" and drank a couple of celebratory root beers. Since that night a lot has changed. But no matter what happens from here on out, I want to stay true to myself and hold on
to what I believe in.
In closing, I would like to thank everyone for all of the congratulatory messages, emails, phone calls, facebook posts/likes, etc. I would also like to thank all of the people who took the time to interview me and type up / record interviews. And finally, thanks to those who have given me help/guidance along the way, both before and after the race. A special thanks to the Kurvach family for hosting me the week before the race, to Kurvach's Grandma for feeding me so much good food in the days leading up to the race, to Coach Haldeman, Coach Hummel, Coach Newman, and Coach Warth for guiding me with my running, to my parents for showing me how to work hard, and to Coach Bradley for pushing me to run the race!

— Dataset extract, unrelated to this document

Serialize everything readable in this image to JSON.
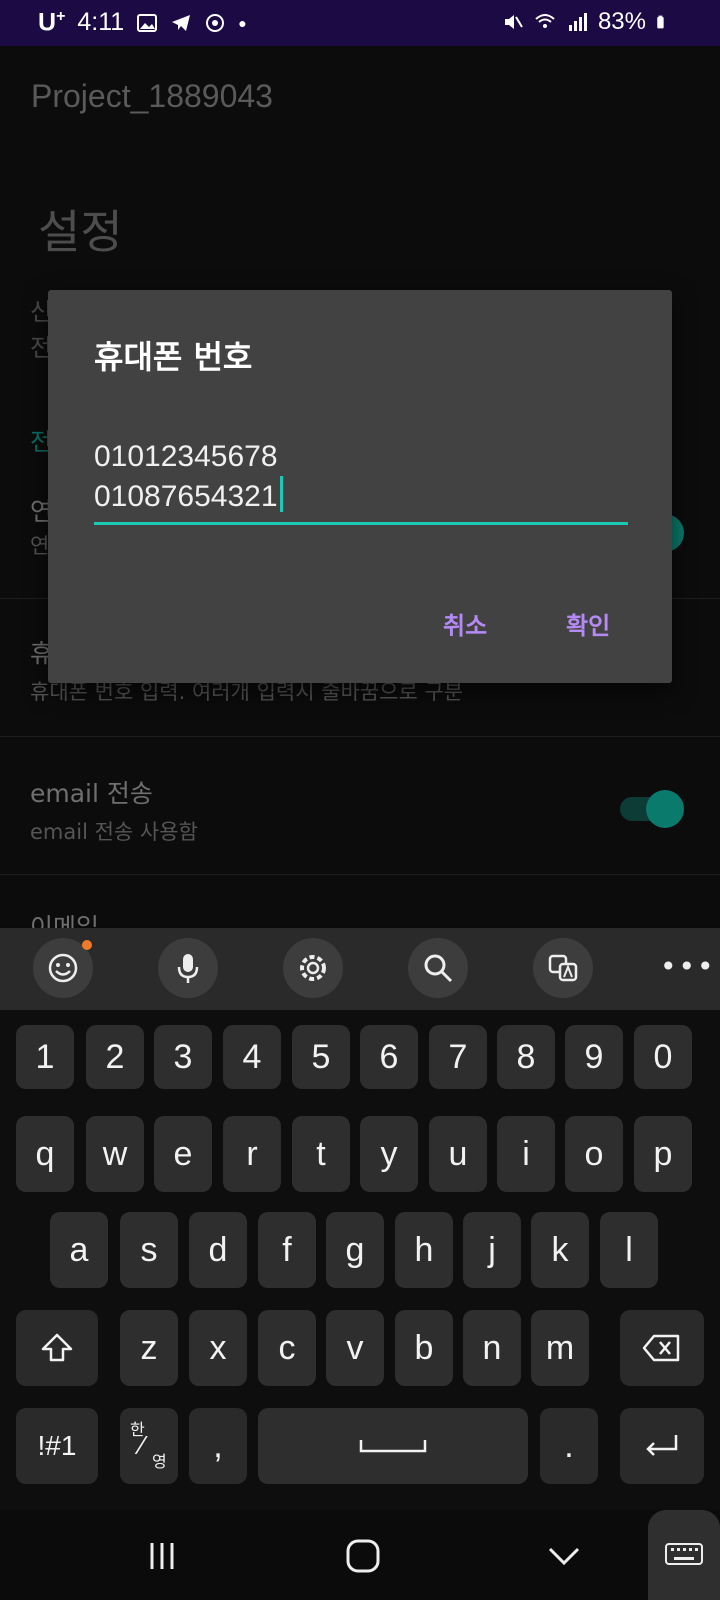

And oh yeah, I want to say one more thing. The local newspaper wrote an article on me after the race. In that article they stated that I didn't know where this talent of mine came from. In support of this statement they noted that my parents were not real big in sports when they were growing up. So in some respects they are correct. It's true that I am the odd-ball in my family. I'm the only real competitive runner in the herd. And yet I think they missed something (no complaints to them…they wrote a fantastic article and I am grateful for that). I think my parents and my family as a whole has a lot of the qualities that make for a good ultra-marathoner, even if running isn't one of them. I'm talking about things like a strong work ethic, dedication, passion, determination, and a bit of "crazy". If you don't understand work ethic just spend a Saturday splitting wood with my Dad and Uncle Gene or try to keep up with my Mom as she juggles a teaching job, college courses for her masters degree, and entertaining family over the holidays. If the thought of passion is perplexing to you, then sit down and talk to my sister Ashley about her decision to pursue a career in social work. If that doesn't clear things up have a talk with my sister Leah about her job as an occupational therapist. If dedication or determination is still unclear to you, then take a look at my sister Kayla's report card. Finally, if you want a lesson on crazy, ask my Grandpa Koller to tell you the story of how he and my Grandma met. I'm telling you man, that "crazy" factor might be more important than people realize! After all, it's kind of what got me (and my family) here in the first place!